(Available data Opens)

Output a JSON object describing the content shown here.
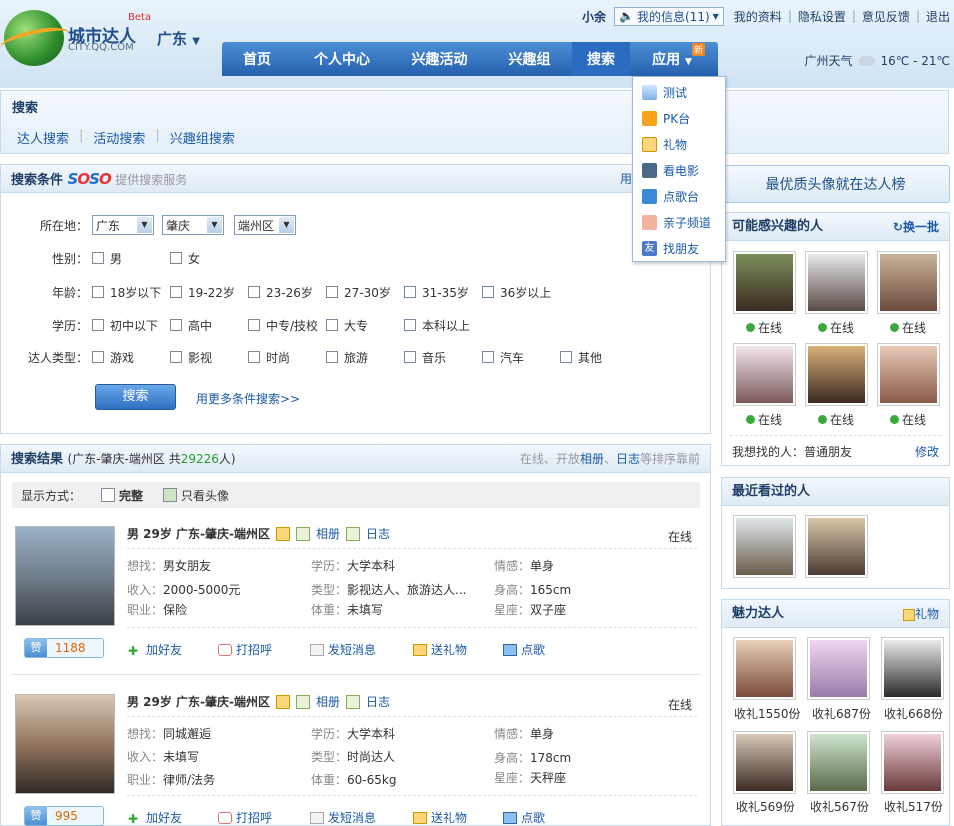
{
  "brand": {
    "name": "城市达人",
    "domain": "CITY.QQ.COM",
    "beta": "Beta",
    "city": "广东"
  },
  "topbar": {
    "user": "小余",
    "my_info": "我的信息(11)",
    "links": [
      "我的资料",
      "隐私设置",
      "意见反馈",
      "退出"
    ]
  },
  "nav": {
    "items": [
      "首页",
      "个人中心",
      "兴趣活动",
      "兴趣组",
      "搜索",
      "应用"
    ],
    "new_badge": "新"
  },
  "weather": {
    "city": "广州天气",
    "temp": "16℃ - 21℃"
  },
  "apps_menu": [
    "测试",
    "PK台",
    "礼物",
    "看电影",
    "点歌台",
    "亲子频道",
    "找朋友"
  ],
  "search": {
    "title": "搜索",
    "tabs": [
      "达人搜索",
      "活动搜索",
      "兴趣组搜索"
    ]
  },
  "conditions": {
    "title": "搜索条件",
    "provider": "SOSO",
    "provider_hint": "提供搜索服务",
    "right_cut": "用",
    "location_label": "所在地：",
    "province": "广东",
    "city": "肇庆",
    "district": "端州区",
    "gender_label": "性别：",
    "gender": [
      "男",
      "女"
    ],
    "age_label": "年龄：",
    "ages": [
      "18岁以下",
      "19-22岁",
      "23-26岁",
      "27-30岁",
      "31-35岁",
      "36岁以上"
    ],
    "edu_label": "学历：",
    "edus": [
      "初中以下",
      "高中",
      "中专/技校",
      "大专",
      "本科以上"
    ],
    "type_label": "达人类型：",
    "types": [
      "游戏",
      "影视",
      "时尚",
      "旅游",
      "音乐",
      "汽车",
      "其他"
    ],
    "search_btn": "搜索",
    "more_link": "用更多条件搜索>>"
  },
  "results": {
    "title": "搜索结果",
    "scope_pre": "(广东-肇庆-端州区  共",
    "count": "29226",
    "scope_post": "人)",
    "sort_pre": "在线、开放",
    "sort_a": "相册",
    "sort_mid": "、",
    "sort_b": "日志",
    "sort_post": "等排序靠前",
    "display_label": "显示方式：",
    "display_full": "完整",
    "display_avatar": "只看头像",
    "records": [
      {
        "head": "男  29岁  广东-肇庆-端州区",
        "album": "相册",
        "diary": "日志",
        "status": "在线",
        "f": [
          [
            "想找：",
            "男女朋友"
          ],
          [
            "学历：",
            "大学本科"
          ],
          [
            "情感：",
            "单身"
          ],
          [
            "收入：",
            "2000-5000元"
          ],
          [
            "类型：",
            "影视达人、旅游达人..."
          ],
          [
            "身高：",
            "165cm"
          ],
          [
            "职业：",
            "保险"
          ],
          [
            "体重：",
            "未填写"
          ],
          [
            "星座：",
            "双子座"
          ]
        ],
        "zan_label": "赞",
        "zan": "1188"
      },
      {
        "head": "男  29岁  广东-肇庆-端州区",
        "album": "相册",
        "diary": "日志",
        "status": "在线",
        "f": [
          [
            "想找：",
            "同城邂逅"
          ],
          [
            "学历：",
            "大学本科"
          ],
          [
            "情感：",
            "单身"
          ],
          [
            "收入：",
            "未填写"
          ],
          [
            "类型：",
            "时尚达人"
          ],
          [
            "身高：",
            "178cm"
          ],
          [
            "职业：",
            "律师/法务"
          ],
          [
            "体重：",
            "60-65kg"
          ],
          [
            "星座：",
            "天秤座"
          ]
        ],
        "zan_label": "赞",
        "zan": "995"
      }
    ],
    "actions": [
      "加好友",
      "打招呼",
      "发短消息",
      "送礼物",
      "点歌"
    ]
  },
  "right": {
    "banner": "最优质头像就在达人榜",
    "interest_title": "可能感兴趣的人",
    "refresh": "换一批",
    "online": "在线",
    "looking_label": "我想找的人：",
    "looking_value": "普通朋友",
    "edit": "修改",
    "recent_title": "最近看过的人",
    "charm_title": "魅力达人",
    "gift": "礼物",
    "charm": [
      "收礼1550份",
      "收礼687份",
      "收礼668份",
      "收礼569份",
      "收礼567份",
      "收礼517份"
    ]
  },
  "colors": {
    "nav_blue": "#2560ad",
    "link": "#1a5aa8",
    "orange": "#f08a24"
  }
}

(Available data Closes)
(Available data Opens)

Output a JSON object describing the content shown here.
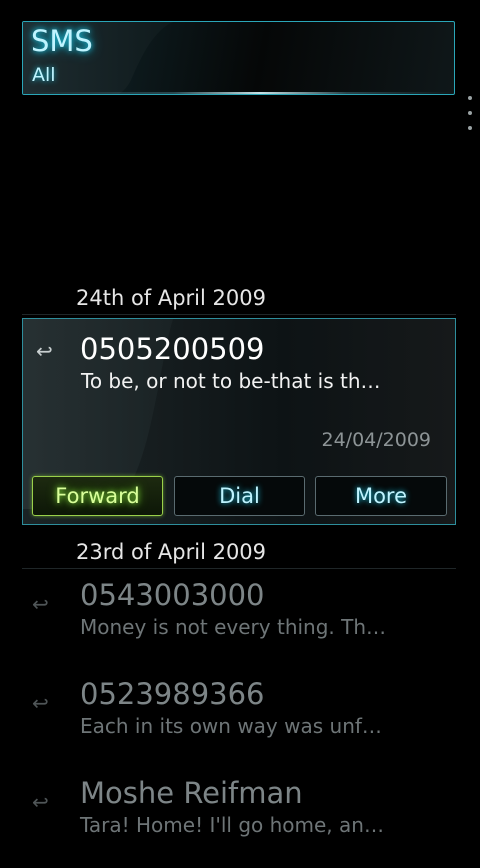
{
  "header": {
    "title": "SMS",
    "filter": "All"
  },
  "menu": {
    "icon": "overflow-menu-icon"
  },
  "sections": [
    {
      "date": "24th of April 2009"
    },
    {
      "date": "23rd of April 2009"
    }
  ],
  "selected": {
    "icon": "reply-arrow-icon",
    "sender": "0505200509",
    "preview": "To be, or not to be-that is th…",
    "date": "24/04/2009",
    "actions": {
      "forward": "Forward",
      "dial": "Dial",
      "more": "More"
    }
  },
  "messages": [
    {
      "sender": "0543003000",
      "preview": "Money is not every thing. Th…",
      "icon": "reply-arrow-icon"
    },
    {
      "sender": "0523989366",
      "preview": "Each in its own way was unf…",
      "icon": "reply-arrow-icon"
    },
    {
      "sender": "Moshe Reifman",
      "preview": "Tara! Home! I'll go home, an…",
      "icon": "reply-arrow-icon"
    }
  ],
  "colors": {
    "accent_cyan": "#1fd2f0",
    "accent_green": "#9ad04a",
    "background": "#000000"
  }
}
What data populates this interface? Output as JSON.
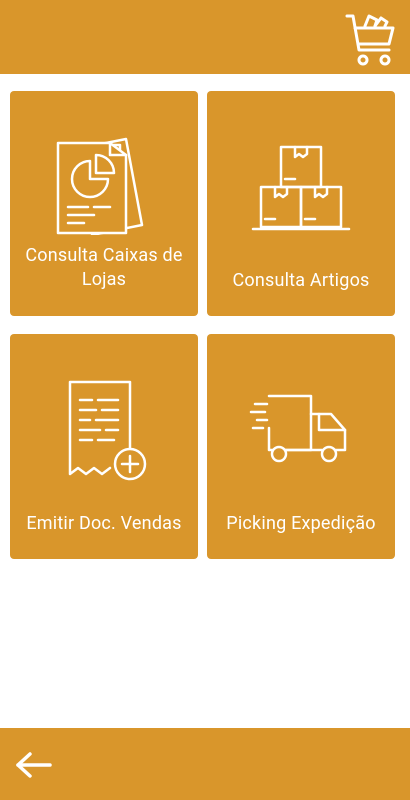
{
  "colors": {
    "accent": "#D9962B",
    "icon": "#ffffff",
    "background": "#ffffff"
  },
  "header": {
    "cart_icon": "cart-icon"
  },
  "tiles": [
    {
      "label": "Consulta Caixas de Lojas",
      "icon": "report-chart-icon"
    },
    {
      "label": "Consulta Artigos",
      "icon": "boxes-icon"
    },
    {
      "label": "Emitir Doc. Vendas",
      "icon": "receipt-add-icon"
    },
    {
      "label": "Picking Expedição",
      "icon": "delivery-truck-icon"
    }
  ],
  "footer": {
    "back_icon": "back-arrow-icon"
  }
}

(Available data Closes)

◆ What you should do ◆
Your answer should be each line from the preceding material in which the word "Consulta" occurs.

◆ Output for this task ◆
      "label": "Consulta Caixas de Lojas",
      "label": "Consulta Artigos",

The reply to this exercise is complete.